(CNN)Everything we possess contains chemical traces of us. Researchers suggest this simple truth can be put to use in the forensic sciences in a new “proof-of-concept” study funded by the National Institute of Justice and published this week in the journal Proceedings of the National Academies of Sciences.(CNN)Everything we possess contains chemical traces of us. Researchers suggest this simple truth can be put to use in the forensic sciences in a new “proof-of-concept” study funded by the National Institute of Justice and published this week in the journal Proceedings of the National Academies of Sciences.
Nebraska- The Douglas County Sheriff’s Office has announced its crime lab has received dual accreditation by the National Accreditation Board.
The Board is a world-wide forensic accrediting body that represents more than 2,000 crime labs.
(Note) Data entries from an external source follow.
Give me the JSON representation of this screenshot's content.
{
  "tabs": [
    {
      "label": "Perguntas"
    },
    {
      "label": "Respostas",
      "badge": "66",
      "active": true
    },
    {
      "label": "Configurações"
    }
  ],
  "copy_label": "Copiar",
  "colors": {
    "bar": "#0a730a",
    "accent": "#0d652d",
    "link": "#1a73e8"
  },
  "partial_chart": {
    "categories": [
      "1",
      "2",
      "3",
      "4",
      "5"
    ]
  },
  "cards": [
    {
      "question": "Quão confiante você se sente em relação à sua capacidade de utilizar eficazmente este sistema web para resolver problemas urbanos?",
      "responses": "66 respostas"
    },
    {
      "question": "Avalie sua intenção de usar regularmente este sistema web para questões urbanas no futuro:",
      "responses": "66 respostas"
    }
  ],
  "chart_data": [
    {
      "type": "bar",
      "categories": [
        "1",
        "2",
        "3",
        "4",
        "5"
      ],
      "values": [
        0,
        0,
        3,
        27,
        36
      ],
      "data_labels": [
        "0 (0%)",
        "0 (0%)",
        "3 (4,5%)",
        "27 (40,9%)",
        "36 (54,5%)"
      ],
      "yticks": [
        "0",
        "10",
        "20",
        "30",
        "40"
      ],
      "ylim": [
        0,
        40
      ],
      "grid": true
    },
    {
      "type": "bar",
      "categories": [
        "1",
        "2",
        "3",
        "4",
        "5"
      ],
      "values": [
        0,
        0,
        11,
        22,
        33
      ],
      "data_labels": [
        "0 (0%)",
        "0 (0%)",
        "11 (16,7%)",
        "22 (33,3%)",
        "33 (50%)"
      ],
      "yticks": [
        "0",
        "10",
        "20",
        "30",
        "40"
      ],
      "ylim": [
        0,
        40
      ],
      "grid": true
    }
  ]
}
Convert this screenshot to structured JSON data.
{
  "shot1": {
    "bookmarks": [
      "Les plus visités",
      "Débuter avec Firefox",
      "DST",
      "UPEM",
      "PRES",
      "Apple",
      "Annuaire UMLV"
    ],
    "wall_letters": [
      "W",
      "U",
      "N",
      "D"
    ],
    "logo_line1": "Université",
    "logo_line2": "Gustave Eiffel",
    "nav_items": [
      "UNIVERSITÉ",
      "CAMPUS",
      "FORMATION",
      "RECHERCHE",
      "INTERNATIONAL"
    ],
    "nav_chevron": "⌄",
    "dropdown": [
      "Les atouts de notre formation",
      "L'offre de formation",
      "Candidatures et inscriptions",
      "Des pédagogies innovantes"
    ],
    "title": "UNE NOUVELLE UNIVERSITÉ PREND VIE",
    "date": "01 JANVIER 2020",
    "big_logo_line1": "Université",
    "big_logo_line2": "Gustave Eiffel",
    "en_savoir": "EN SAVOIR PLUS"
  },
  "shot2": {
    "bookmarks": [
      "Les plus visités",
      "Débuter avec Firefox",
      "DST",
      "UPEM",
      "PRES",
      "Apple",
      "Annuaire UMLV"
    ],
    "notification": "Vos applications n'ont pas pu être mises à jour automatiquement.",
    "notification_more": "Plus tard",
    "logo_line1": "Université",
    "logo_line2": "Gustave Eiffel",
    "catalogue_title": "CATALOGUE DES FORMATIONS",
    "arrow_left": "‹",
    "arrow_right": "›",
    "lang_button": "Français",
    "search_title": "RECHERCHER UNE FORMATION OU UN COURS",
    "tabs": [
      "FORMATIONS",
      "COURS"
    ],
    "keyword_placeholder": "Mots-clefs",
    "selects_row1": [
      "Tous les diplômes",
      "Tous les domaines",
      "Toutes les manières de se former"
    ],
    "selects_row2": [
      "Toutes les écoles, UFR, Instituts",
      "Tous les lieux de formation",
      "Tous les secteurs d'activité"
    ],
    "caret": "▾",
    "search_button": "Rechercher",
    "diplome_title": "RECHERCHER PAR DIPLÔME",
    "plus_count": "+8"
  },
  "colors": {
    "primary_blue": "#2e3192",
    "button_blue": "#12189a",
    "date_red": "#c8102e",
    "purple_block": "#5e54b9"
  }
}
Douglas County’s crime lab is only the 6th crime lab in the world to receive accreditation for both the lab itself and for its crime scene investigators/latent prints work.
SAN DIEGO (CBS 8) – Cold case detectives have the results back from new DNA testing in the 1978 murder of a teenage girl on Torrey Pines beach.
Even though the murder has remained unsolved for 38 years, San Diego police detectives were hoping for a break using wet vacuum DNA collection technology.
That first report she commissioned on DNA exonerations looked fearlessly at the errors not just of police officers, but of a whole constellation of players in justice.
Sometimes old evidence sought for DNA testing is found where it is least expected, where it shouldn’t be or even after it has been said to be destroyed, said Deirdre Enright, director of investigation for the University of Virginia School of Law Innocence Project Clinic, which has been involved in Brown’s case for five years.
Thanks to the tireless efforts of a comrade and the military’s use of DNA, family members of a sailor who died nearly 75 years ago are getting closure.